Elizabeth Montalbano is a freelance writer who has written about technology and culture for more than 20 years. She has lived and worked as a professional journalist in Phoenix, San Francisco and New York City. In her free time she enjoys surfing, traveling, music, yoga and cooking. She currently resides in a village on the southwest coast of Portugal.

DesignCon: By Engineers, For Engineers

January 28-30: North America's largest chip, board, and systems event, DesignCon, returns to Silicon Valley for its 25th year! The premier educational conference and technology exhibition, this three-day event brings together the brightest minds across the high-speed communications and semiconductor industries, who are looking to engineer the technology of tomorrow. DesignCon is your rocket to the future. Ready to come aboard? Register to attend!

 

Albis Plastic develops compounds for fuel-cell applications

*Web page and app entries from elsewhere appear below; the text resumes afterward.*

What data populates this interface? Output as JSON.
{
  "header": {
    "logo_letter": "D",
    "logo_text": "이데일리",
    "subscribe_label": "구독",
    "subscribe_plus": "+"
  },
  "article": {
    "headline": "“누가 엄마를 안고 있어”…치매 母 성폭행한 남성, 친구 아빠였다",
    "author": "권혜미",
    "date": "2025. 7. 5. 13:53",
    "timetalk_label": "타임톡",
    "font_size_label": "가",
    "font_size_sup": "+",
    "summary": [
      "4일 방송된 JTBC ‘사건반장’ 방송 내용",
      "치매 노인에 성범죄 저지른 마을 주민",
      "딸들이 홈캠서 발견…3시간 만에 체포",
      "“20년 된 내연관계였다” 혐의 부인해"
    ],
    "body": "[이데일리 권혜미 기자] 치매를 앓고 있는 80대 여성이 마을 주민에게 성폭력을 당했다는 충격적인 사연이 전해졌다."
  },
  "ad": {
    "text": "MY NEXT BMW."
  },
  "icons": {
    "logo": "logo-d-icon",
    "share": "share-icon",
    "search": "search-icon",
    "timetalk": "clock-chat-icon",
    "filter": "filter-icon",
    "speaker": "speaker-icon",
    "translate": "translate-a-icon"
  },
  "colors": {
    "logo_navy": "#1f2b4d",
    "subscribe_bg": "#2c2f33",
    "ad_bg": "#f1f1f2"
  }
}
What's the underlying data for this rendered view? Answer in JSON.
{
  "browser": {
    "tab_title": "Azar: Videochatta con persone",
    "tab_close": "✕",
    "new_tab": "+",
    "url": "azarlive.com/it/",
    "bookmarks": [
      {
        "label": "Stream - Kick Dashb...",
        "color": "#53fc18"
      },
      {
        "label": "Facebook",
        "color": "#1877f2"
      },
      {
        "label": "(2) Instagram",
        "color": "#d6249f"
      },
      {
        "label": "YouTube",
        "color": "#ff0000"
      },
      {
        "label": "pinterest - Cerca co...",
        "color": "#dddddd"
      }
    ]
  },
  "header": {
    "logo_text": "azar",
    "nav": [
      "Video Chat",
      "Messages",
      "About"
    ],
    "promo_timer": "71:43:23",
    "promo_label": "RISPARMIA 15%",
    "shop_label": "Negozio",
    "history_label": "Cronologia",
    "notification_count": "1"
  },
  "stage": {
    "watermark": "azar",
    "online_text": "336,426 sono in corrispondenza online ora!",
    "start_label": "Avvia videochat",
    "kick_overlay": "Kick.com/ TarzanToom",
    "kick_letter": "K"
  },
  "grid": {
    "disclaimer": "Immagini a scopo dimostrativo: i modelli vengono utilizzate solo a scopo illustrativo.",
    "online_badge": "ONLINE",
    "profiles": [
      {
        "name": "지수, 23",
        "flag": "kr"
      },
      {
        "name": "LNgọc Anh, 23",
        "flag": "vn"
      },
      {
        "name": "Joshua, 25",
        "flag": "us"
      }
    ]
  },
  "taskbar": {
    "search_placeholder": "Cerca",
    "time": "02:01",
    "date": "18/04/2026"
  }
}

Tue, 2019-12-03 14:04

Albis Plastic (Hamburg, Germany) announced the development of a plastic solution for fuel-cell applications, which is currently being validated in projects with well-known OEMs. The validation process includes Albis’ technical compounds Altech, Alfater SL TPV, Tedur L PPS and Alcom, all of which can be adapted to customer-specific requirements.

Battery-powered cars are currently being introduced to the market on a large scale, such as the VW ID, Audi e-tron, BMW i3, Opel Ampera-e and Mercedes EQC models. Albis stated that it has no doubt that CO2 emissions can be reduced while driving these vehicles, provided the energy comes from renewable sources.

However, this technology poses a number of challenges that need to be addressed, added the company, including the procurement of resources, the maximum range per load and the associated duration of loading times.

Fuel-cell systems require the use of numerous materials, including metals, plastics and sealing materials, in the fuel-cell core itself as well as the hydrogen, oxygen, air supply and cooling circuit. Image courtesy Albis Plastic.

“Hybrid solutions that combine battery and fuel cells are a promising solution here,” said Ian Mills, a member of the Albis Management Board and head of the Compounding business.

Fuel-cell systems require the use of numerous materials, including metals, plastics and sealing materials. These are used both for the fuel cell core itself, the so-called “stack,” and the hydrogen, oxygen, air supply and cooling circuit. They are also used in components such as pumps, valves, compressors, pipes and connectors.

Pollutants, such as volatile components or ions, can contribute to the degradation of the fuel cell through emissions and, thus, reduce its service life and performance by changing the surfaces of the “bipolar plates,” for example. These volatile components can migrate from the materials used in the individual assemblies of the fuel cell.

“The production of a fuel-cell system from completely emission-free components is almost impossible because of the large number of individual parts and attachments,” explained Thies Wrobel, Business Development Manager—Automotive. “Therefore, the materials used must be carefully examined for emissions.”

Another important factor is production of the materials in a consistent, reproducible process using the same raw materials in a clean production environment. Given these considerations and in cooperation with OEMs, Albis has developed materials that have been tested in cooling and air supply systems.

The materials include polypropylene compounds from the Altech PP portfolio with 20%, 40% and 50% glass fibers; PPS compounds from the Tedur L portfolio with 30% and 40% glass fibers plus 15% PTE (for bearing applications); and Alfater TPV, a peroxidically cross-linked thermoplastic vulcanizate with comparable properties to elastomer/rubber in Shore A 60 and 70 hardness (for sealing applications).

Additional compounds will be tested in the future at Albis’ laboratory on a specially installed test rig.